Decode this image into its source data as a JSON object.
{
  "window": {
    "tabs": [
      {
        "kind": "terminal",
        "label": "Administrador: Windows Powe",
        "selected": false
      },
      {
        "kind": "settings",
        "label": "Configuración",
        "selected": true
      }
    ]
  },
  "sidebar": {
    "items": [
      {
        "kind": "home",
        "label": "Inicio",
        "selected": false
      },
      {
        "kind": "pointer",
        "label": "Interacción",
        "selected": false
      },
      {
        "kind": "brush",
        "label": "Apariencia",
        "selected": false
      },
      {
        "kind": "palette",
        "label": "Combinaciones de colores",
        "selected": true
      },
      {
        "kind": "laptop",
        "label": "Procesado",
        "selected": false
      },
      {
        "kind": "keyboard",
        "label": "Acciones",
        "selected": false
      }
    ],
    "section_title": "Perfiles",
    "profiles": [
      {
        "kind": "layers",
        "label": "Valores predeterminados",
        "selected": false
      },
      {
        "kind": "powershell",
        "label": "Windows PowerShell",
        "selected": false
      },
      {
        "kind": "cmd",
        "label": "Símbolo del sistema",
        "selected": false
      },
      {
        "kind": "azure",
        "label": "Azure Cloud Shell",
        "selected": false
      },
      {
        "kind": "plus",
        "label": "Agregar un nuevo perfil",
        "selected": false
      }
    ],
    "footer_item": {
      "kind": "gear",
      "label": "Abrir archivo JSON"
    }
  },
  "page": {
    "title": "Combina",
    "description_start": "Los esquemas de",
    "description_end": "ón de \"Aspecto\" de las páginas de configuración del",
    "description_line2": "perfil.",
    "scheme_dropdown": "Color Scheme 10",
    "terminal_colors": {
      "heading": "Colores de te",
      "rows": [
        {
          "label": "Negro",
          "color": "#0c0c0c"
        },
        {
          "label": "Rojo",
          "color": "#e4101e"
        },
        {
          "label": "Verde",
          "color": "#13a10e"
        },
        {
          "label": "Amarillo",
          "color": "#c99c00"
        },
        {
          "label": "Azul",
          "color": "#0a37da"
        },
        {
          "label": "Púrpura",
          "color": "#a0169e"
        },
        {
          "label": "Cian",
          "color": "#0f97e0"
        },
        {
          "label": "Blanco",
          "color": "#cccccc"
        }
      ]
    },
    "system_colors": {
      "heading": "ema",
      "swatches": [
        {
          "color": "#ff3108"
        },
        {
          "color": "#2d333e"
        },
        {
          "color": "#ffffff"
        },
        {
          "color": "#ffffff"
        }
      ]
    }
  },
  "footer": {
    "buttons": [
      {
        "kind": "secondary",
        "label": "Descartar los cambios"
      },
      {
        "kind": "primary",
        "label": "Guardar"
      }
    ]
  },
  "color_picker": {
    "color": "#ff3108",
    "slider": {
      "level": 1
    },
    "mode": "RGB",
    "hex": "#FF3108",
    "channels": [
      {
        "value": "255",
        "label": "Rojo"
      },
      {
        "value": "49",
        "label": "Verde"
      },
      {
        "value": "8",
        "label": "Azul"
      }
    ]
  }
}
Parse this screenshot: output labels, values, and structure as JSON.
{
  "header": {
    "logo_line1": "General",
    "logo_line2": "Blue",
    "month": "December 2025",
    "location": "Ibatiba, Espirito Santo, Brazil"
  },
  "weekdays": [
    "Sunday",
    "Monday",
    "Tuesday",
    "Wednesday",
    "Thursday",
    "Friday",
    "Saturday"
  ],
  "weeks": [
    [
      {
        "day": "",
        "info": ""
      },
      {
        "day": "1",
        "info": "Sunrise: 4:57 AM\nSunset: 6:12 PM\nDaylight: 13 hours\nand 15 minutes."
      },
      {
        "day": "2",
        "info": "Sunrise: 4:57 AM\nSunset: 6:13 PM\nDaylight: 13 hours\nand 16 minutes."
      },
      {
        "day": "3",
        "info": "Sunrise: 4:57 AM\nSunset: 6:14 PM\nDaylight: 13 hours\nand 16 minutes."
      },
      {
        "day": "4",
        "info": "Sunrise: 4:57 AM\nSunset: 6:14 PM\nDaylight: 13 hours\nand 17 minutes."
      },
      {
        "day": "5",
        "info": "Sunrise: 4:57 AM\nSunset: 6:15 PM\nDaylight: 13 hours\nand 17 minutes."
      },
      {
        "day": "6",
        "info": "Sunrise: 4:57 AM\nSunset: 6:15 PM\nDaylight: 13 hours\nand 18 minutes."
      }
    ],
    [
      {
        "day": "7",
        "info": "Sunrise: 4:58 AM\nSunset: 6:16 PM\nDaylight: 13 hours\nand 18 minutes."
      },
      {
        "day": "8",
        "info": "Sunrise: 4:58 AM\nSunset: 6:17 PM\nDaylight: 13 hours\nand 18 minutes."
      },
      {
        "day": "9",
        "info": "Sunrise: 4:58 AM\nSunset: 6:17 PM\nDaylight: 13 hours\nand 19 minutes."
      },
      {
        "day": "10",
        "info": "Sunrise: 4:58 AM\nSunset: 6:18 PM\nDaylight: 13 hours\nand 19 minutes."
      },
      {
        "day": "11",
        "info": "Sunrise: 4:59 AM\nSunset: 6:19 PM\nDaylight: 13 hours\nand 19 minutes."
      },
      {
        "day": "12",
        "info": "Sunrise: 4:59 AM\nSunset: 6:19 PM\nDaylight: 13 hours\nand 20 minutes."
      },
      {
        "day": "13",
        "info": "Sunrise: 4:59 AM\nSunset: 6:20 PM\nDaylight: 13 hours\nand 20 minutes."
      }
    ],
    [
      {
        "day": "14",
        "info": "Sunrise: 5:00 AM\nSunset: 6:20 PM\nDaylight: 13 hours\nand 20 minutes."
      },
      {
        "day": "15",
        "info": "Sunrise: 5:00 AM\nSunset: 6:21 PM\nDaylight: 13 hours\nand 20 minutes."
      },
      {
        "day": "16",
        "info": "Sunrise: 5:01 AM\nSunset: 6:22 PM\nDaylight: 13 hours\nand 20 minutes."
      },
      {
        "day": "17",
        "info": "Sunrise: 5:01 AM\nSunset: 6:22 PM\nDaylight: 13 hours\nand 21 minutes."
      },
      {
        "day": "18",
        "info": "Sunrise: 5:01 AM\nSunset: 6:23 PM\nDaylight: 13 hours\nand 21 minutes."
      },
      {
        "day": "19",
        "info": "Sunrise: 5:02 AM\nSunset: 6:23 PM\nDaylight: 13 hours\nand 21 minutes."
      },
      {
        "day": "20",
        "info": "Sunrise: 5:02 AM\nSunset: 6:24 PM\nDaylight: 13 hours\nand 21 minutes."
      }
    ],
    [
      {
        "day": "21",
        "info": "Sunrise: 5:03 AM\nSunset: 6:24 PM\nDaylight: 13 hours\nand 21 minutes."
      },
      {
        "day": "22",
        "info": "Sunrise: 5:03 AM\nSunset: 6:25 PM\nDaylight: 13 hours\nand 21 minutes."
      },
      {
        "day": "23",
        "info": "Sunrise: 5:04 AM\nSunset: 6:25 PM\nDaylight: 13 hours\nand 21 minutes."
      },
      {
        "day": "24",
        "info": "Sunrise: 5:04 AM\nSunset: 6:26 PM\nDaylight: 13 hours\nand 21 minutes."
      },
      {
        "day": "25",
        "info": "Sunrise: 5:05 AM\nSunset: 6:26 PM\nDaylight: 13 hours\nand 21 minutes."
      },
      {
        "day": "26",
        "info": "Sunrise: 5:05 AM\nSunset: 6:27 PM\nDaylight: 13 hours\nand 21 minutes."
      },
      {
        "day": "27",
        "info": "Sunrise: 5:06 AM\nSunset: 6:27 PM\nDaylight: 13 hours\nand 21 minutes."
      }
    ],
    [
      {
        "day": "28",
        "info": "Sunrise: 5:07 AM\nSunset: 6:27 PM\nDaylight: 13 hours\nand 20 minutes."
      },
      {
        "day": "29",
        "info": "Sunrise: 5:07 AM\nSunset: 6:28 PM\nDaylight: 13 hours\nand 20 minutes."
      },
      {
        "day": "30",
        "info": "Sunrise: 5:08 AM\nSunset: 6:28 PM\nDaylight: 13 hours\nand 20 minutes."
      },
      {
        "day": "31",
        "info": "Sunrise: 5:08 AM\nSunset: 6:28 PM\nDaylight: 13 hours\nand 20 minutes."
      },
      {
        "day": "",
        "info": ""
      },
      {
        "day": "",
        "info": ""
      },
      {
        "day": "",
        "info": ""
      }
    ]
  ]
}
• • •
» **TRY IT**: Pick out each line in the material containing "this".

» **WRITTEN SOLUTION**:
Decode this image into its source data as a JSON object.
Parse this screenshot: output labels, values, and structure as JSON.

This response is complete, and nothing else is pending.